“We thoroughly enjoy our yard showcasing Florida native perennial plants that supply constant flowers and beauty for us as well as a habitat for birds, butterflies and pollinators.
The News Leader is a great paper. Better every week. Thank you for caring.” – J.
J. shared this picture of his garden. It looks awesome.
J., I wish more Floridians would go native when it comes to their yard. I also have a Florida-friendly yard – not a blade of grass.
Many of our non-native Floridians from up North want to have that nice grass lawn like they had up North, even though we live in the tropics.
We like to plant water-hungry St. Augustine grass and nonnative flowering plants to make our lawns look nice. That’s just fine on the outside.
On the inside, it’s a different world. Pollinators, birds and other wildlife can struggle to find sustenance in these yards. And, Florida’s aquifers are too low and not replenishing rapidly enough. For most of central Florida, these depleting aquifers are where we get our water. Unbelievably, Florida uses about half of its water on irrigating our lawns and golf courses.

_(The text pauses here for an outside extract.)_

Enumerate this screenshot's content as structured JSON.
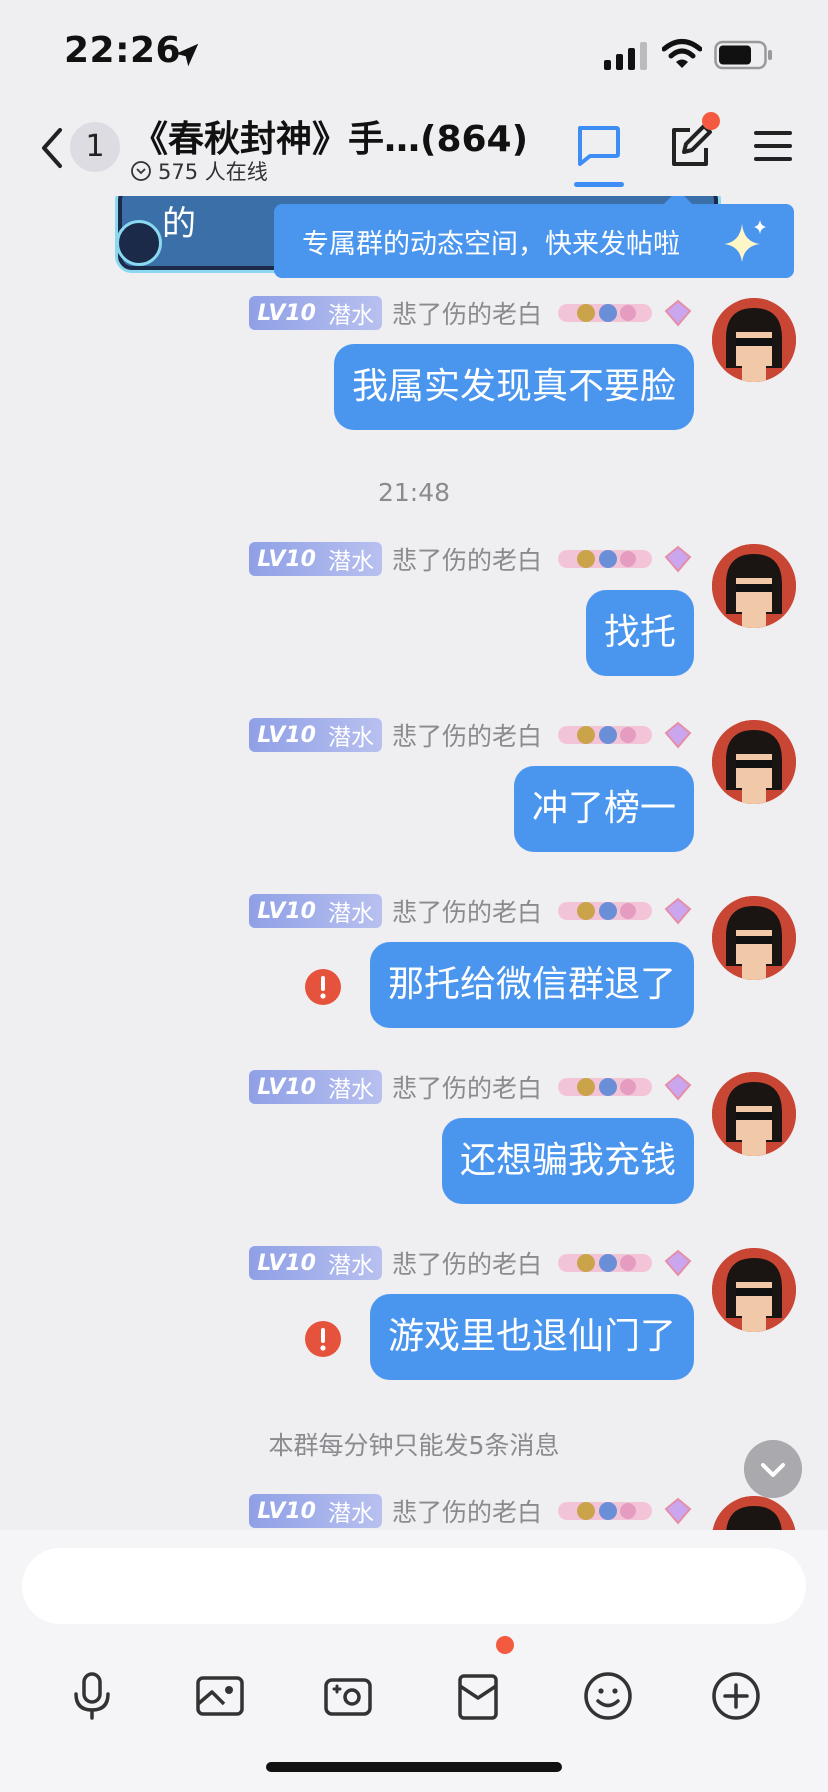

This passion for water-hungry grass lawns and nonnative plants is particularly noticeable in our gated communities. Many homeowner associations would go mentally ballistic if they saw a lawn like J.’s in their community.
Fortunately, an environmentally friendly Republican state government passed a law in 2009 which basically states Florida-friendly landscaping serves a compelling public interest. You can read the statute here: https://m.flsenate.gov/Statutes/373.185. This public interest overrides homeowner association rules. I’m not a lawyer, so before you decide to take on your homeowner association, you may want to consult one.
Another good reason to be Florida-friendly is saving the Everglades. Most folks think of the Everglades at the southern tip of Florida. The central Florida section of the Everglades system actually starts near Orlando.
What drains from our area of central Florida travels down the Kissimmee basin and aquifers and ends up in the Everglades. We are spending billions to restore our rivers and lakes right here in Central Florida from the toxins we humans have allowed to get in our waters, including from our lawns.
Thank you to the 2009 Republicans in Tallahassee for recognizing the importance of our water supply and environment. Take a look at Floridayards.org for more information. Would you, as an individual Floridian, consider being more Florida-friendly?
Share your thoughts: David@D-R.Media.